American Press Institute, DB5 and Twitter

The topics ranged fairly widely, from sports, to civil rights, current events, politics and more. No topic was higher than 22% (sports).

Topic Percent
Sports 22%
Civil rights / civil liberties 21%
Current events, general 15%
Politics and government, general 14%
National news, general 12%
Entertainment and celebrities 11%
Social issues (abortion, gay marriage, etc.) 11%
Public safety and crime 10%
Technology 10%
Local stories 9%

Data Source: Question: What was the topic of the story? (Base: Twitter News Users N=3206) Note: The survey was conducted around the time of the controversy over a police shooting and subsequent protests in Ferguson, Missouri.

American Press Institute, DB5 and Twitter

By far and away the most common form of discovery (62%) was by Twitter news users scrolling through their timeline of people they follow. The next most common form of discovering that story was by checking trending topics, but that was just 8%.

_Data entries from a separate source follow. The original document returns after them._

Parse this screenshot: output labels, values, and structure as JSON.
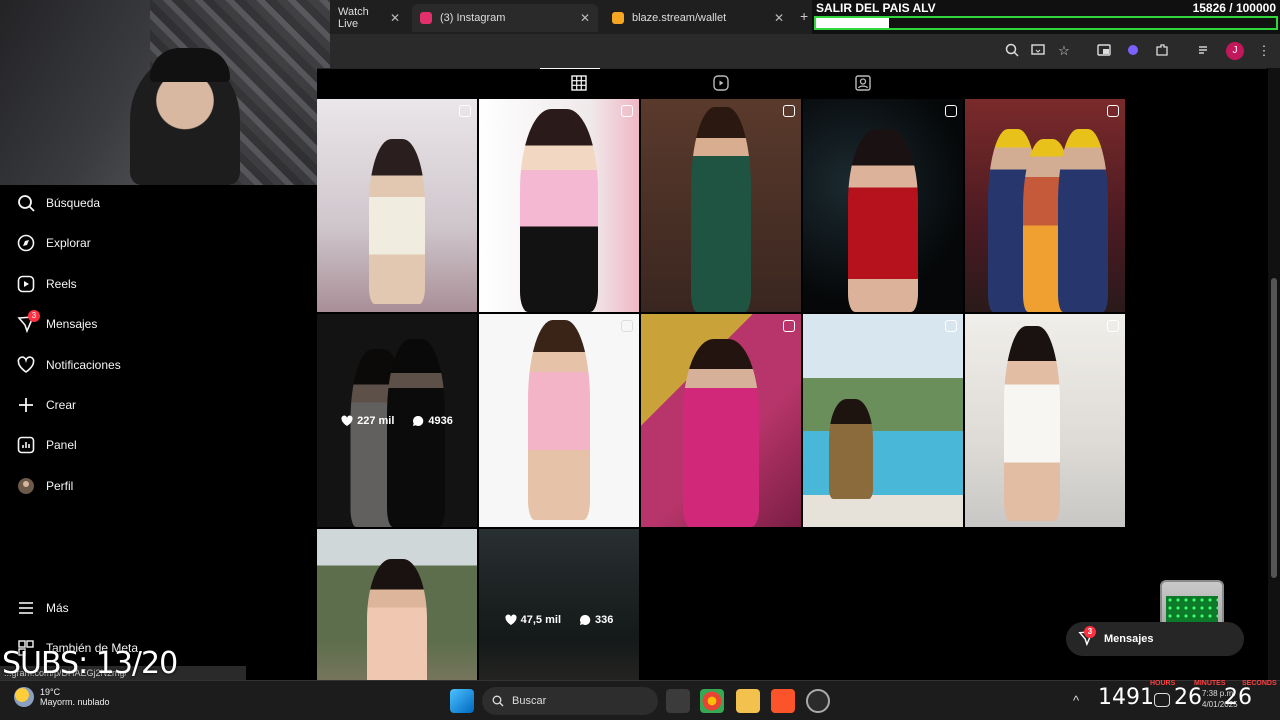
{
  "browser": {
    "tabs": [
      {
        "label": "Watch Live",
        "favicon_color": "#9146ff"
      },
      {
        "label": "(3) Instagram",
        "favicon_color": "#e1306c"
      },
      {
        "label": "blaze.stream/wallet",
        "favicon_color": "#f5a623"
      }
    ],
    "new_tab": "+",
    "profile_initial": "J",
    "status_url": "...gram.com/p/DHAEGj2N2mg/"
  },
  "goal": {
    "title": "SALIR DEL PAIS ALV",
    "count": "15826  / 100000",
    "progress_fraction": 0.158,
    "bar_color": "#31d63d"
  },
  "sidebar": {
    "items": [
      {
        "label": "Búsqueda",
        "icon": "search-icon"
      },
      {
        "label": "Explorar",
        "icon": "compass-icon"
      },
      {
        "label": "Reels",
        "icon": "reels-icon"
      },
      {
        "label": "Mensajes",
        "icon": "messenger-icon",
        "badge": "3"
      },
      {
        "label": "Notificaciones",
        "icon": "heart-icon"
      },
      {
        "label": "Crear",
        "icon": "plus-icon"
      },
      {
        "label": "Panel",
        "icon": "chart-icon"
      },
      {
        "label": "Perfil",
        "icon": "avatar-icon"
      }
    ],
    "more": "Más",
    "meta": "También de Meta"
  },
  "grid": {
    "hover_post": {
      "likes": "227 mil",
      "comments": "4936"
    },
    "hover_post_2": {
      "likes": "47,5 mil",
      "comments": "336"
    }
  },
  "messages_pill": {
    "label": "Mensajes",
    "badge": "3"
  },
  "overlay": {
    "subs": "SUBS: 13/20",
    "hours_label": "HOURS",
    "minutes_label": "MINUTES",
    "seconds_label": "SECONDS",
    "big_counter_1": "1491",
    "big_counter_2": "26",
    "big_counter_3": "26"
  },
  "taskbar": {
    "temperature": "19°C",
    "weather": "Mayorm. nublado",
    "search_label": "Buscar",
    "time": "7:38 p.m.",
    "date": "4/01/2025"
  },
  "colors": {
    "background": "#000000",
    "text": "#f5f5f5",
    "badge": "#ff3040"
  }
}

How last news story was discovered Percent
Browsing tweets from people I follow 62%
Checking trending topics 8%
Searching Twitter for keywords or hashtags 5%
Browsing customized Twitter lists 4%
Twitter push notifications to a phone or tablet 3%
Checking Twitter's "Discover" section 2%
Twitter email notifications 2%
Other 9%
None of the above 7%

Data Source: Question: How did you find out about the story? (Base: Twitter News Users N=3206)

American Press Institute, DB5 and Twitter

What did people do next?

As with the tracking of a story in real time, Twitter news users were quite active. Fully 46% said they clicked on a story, not just read tweets, 42% retweeted, 26% favorited a tweet, and 14% tweeted in their own words.

Action Percent
Clicked on a link in the tweet to a story 46%
Retweeted 42%
Favorited the tweet 26%
Shared with my own words 14%
Replied to the tweet 10%
Emailed the tweet 1%
Other 2%
None of the above 11%

Data Source: Question: What did you do on this particular occaision? (Base: Twitter News Users N=3206)

American Press Institute, DB5 and Twitter

And what motivated people to take whatever action they did? Significance emerged as the number one reason. Fully 38% said they took whatever action they did because they thought the story shed new light on an important topic. That is more than twice the number (15%) who said they thought the story was unusual or amusing. Pathos was even further down the list. Just 8% said they pursued whatever their last news encounter was on Twitter because the story was a tragic one.

Reason Percent
I thought the story shed new light on an important topic 38%
I thought the story was amusing or unusual 15%
I thought the story was tragic 8%
I thought the story would help someone 8%
I thought the story was uplifting 5%
Other 9%
None of the above 17%

Data Source: Question: Which comes closest to why you decided to take the action you did? (Base: Twitter News Users N=3206)

American Press Institute, DB5 and Twitter

Need to Know newsletter

The smart way to start your day

Each morning we scour the web for fresh useful insights in our Need to Know newsletter. Sign up below.

Featured topics

Go deeper on…

Dive deep on everything we produce about these key topics.

Strategy Studies

The best practices for innovation within news organizations

This Strategy Study presents examples and insights about journalism innovation, offering actionable advice and methods to move your journalism and business forward.